Problem to work on:
What you return has to match the listing below line for line.

Data excerpts:
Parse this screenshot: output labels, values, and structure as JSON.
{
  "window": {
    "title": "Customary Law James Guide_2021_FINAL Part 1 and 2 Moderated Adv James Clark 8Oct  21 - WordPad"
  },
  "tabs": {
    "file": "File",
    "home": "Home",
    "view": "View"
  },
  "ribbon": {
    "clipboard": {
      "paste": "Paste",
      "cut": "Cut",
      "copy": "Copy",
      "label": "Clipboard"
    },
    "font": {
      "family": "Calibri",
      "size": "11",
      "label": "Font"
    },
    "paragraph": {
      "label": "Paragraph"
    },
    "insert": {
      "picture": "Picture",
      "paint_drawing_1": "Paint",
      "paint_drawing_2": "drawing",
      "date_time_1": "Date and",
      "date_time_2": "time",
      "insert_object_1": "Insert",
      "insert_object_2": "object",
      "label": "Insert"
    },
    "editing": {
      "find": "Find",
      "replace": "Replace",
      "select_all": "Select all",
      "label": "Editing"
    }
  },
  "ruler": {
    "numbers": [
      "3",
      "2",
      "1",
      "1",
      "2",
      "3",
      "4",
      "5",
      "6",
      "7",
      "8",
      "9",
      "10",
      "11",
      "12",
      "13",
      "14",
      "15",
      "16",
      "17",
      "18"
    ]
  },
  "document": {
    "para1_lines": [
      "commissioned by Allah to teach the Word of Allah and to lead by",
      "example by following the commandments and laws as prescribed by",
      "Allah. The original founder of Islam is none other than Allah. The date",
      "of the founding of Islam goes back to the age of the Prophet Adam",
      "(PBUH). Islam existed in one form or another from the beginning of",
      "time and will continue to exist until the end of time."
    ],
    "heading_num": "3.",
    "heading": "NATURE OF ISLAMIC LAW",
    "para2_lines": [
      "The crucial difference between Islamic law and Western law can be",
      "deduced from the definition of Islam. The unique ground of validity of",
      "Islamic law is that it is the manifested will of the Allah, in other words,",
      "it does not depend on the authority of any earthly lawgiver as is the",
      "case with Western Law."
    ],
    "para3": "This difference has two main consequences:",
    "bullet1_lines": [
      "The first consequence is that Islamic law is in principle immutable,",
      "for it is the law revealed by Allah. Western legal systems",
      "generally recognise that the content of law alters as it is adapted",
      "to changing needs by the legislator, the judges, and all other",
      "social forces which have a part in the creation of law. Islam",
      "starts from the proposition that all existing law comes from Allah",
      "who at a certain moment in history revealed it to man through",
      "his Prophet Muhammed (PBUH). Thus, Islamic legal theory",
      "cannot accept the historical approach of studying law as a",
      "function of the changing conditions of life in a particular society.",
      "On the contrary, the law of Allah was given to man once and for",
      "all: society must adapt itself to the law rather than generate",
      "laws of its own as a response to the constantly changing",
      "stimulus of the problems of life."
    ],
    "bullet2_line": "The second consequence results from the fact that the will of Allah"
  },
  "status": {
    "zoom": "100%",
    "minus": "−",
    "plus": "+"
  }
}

Problem solution:
Parse this screenshot: output labels, values, and structure as JSON.
{
  "window": {
    "title": "Customary Law James Guide_2021_FINAL Part 1 and 2 Moderated Adv James Clark 8Oct  21 - WordPad"
  },
  "tabs": {
    "file": "File",
    "home": "Home",
    "view": "View"
  },
  "ribbon": {
    "clipboard": {
      "paste": "Paste",
      "cut": "Cut",
      "copy": "Copy",
      "label": "Clipboard"
    },
    "font": {
      "family": "Calibri",
      "size": "11",
      "label": "Font"
    },
    "paragraph": {
      "label": "Paragraph"
    },
    "insert": {
      "picture": "Picture",
      "paint_drawing_1": "Paint",
      "paint_drawing_2": "drawing",
      "date_time_1": "Date and",
      "date_time_2": "time",
      "insert_object_1": "Insert",
      "insert_object_2": "object",
      "label": "Insert"
    },
    "editing": {
      "find": "Find",
      "replace": "Replace",
      "select_all": "Select all",
      "label": "Editing"
    }
  },
  "ruler": {
    "numbers": [
      "3",
      "2",
      "1",
      "1",
      "2",
      "3",
      "4",
      "5",
      "6",
      "7",
      "8",
      "9",
      "10",
      "11",
      "12",
      "13",
      "14",
      "15",
      "16",
      "17",
      "18"
    ]
  },
  "document": {
    "para1_lines": [
      "commissioned by Allah to teach the Word of Allah and to lead by",
      "example by following the commandments and laws as prescribed by",
      "Allah. The original founder of Islam is none other than Allah. The date",
      "of the founding of Islam goes back to the age of the Prophet Adam",
      "(PBUH). Islam existed in one form or another from the beginning of",
      "time and will continue to exist until the end of time."
    ],
    "heading_num": "3.",
    "heading": "NATURE OF ISLAMIC LAW",
    "para2_lines": [
      "The crucial difference between Islamic law and Western law can be",
      "deduced from the definition of Islam. The unique ground of validity of",
      "Islamic law is that it is the manifested will of the Allah, in other words,",
      "it does not depend on the authority of any earthly lawgiver as is the",
      "case with Western Law."
    ],
    "para3": "This difference has two main consequences:",
    "bullet1_lines": [
      "The first consequence is that Islamic law is in principle immutable,",
      "for it is the law revealed by Allah. Western legal systems",
      "generally recognise that the content of law alters as it is adapted",
      "to changing needs by the legislator, the judges, and all other",
      "social forces which have a part in the creation of law. Islam",
      "starts from the proposition that all existing law comes from Allah",
      "who at a certain moment in history revealed it to man through",
      "his Prophet Muhammed (PBUH). Thus, Islamic legal theory",
      "cannot accept the historical approach of studying law as a",
      "function of the changing conditions of life in a particular society.",
      "On the contrary, the law of Allah was given to man once and for",
      "all: society must adapt itself to the law rather than generate",
      "laws of its own as a response to the constantly changing",
      "stimulus of the problems of life."
    ],
    "bullet2_line": "The second consequence results from the fact that the will of Allah"
  },
  "status": {
    "zoom": "100%",
    "minus": "−",
    "plus": "+"
  }
}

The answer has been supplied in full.